[Task description]:
Your task is to reproduce the entries below word for word.

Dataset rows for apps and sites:
● ● ●

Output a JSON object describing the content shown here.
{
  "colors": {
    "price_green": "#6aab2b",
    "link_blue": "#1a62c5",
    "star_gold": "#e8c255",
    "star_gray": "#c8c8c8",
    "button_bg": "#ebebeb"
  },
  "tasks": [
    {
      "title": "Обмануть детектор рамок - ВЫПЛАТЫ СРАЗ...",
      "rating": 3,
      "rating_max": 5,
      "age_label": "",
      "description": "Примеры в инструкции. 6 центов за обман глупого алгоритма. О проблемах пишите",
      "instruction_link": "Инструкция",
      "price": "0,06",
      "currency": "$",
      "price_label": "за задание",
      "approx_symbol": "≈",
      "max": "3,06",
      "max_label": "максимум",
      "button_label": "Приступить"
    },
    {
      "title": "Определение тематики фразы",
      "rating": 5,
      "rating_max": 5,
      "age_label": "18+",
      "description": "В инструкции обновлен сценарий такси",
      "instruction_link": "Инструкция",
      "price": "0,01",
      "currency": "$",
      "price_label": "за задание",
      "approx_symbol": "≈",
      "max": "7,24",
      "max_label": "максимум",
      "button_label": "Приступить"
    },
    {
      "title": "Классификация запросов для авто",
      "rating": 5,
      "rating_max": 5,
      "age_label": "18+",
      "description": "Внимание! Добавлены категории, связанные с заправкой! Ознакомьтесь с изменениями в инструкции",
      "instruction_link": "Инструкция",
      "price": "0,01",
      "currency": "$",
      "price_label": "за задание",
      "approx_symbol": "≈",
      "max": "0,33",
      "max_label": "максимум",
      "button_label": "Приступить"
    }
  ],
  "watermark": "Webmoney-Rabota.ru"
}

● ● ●

[Solution to this problem]:
Output a JSON object describing the content shown here.
{
  "colors": {
    "price_green": "#6aab2b",
    "link_blue": "#1a62c5",
    "star_gold": "#e8c255",
    "star_gray": "#c8c8c8",
    "button_bg": "#ebebeb"
  },
  "tasks": [
    {
      "title": "Обмануть детектор рамок - ВЫПЛАТЫ СРАЗ...",
      "rating": 3,
      "rating_max": 5,
      "age_label": "",
      "description": "Примеры в инструкции. 6 центов за обман глупого алгоритма. О проблемах пишите",
      "instruction_link": "Инструкция",
      "price": "0,06",
      "currency": "$",
      "price_label": "за задание",
      "approx_symbol": "≈",
      "max": "3,06",
      "max_label": "максимум",
      "button_label": "Приступить"
    },
    {
      "title": "Определение тематики фразы",
      "rating": 5,
      "rating_max": 5,
      "age_label": "18+",
      "description": "В инструкции обновлен сценарий такси",
      "instruction_link": "Инструкция",
      "price": "0,01",
      "currency": "$",
      "price_label": "за задание",
      "approx_symbol": "≈",
      "max": "7,24",
      "max_label": "максимум",
      "button_label": "Приступить"
    },
    {
      "title": "Классификация запросов для авто",
      "rating": 5,
      "rating_max": 5,
      "age_label": "18+",
      "description": "Внимание! Добавлены категории, связанные с заправкой! Ознакомьтесь с изменениями в инструкции",
      "instruction_link": "Инструкция",
      "price": "0,01",
      "currency": "$",
      "price_label": "за задание",
      "approx_symbol": "≈",
      "max": "0,33",
      "max_label": "максимум",
      "button_label": "Приступить"
    }
  ],
  "watermark": "Webmoney-Rabota.ru"
}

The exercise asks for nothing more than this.